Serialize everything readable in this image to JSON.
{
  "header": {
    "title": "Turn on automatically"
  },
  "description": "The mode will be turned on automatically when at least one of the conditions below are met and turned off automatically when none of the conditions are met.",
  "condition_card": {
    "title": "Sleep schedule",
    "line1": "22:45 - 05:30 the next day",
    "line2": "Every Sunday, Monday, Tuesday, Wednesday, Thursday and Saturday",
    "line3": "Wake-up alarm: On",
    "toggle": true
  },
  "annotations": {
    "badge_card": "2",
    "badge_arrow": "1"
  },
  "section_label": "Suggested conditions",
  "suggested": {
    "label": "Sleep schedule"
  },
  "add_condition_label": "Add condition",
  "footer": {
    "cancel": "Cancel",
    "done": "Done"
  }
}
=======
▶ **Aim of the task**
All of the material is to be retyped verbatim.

▶ **Task output**
Serialize everything readable in this image to JSON.
{
  "header": {
    "title": "Turn on automatically"
  },
  "description": "The mode will be turned on automatically when at least one of the conditions below are met and turned off automatically when none of the conditions are met.",
  "condition_card": {
    "title": "Sleep schedule",
    "line1": "22:45 - 05:30 the next day",
    "line2": "Every Sunday, Monday, Tuesday, Wednesday, Thursday and Saturday",
    "line3": "Wake-up alarm: On",
    "toggle": true
  },
  "annotations": {
    "badge_card": "2",
    "badge_arrow": "1"
  },
  "section_label": "Suggested conditions",
  "suggested": {
    "label": "Sleep schedule"
  },
  "add_condition_label": "Add condition",
  "footer": {
    "cancel": "Cancel",
    "done": "Done"
  }
}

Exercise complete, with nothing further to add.